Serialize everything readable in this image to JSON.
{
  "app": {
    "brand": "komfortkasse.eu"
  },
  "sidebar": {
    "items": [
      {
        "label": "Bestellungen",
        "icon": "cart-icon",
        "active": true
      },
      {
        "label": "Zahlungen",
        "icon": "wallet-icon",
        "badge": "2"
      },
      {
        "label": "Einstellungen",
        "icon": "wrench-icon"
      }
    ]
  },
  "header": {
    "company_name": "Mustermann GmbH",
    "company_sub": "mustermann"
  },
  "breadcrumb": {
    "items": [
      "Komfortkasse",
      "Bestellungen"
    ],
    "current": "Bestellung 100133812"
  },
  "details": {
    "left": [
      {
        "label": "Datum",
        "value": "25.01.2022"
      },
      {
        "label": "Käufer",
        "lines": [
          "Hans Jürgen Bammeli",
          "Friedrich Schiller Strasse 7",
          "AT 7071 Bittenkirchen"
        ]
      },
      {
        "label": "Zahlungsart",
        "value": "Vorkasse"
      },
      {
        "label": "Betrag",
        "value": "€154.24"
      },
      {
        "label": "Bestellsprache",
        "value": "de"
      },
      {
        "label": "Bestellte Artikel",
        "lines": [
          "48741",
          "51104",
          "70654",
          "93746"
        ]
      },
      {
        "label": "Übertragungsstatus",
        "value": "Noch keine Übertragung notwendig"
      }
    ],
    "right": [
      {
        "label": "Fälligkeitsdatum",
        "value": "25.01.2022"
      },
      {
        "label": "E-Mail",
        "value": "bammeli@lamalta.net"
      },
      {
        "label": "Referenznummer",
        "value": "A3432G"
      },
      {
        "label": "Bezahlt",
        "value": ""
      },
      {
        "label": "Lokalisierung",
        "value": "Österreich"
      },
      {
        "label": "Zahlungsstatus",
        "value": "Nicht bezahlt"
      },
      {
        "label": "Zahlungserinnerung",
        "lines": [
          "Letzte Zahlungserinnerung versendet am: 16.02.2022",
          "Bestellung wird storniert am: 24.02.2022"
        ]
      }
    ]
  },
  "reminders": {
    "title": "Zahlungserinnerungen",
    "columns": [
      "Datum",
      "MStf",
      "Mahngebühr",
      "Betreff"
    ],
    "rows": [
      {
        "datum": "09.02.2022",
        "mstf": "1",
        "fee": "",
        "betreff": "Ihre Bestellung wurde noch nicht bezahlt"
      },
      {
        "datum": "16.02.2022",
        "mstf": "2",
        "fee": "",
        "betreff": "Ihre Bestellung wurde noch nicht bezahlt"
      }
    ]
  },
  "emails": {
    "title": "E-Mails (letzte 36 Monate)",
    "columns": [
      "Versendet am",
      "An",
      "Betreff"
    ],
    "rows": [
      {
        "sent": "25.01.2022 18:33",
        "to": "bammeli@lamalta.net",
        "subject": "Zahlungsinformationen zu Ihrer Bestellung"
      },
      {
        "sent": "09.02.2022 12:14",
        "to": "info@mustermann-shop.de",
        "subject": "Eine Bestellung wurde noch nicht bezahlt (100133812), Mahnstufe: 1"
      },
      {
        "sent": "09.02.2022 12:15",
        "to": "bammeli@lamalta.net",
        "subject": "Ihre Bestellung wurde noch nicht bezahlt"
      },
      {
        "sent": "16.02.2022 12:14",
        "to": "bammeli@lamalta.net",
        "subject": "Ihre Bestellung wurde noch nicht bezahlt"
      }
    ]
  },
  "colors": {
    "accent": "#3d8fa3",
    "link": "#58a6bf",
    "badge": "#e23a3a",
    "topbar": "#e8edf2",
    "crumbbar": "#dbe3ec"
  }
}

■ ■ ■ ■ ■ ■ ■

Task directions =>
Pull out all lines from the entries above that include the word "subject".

Completed task =>
        "subject": "Zahlungsinformationen zu Ihrer Bestellung"
        "subject": "Eine Bestellung wurde noch nicht bezahlt (100133812), Mahnstufe: 1"
        "subject": "Ihre Bestellung wurde noch nicht bezahlt"
        "subject": "Ihre Bestellung wurde noch nicht bezahlt"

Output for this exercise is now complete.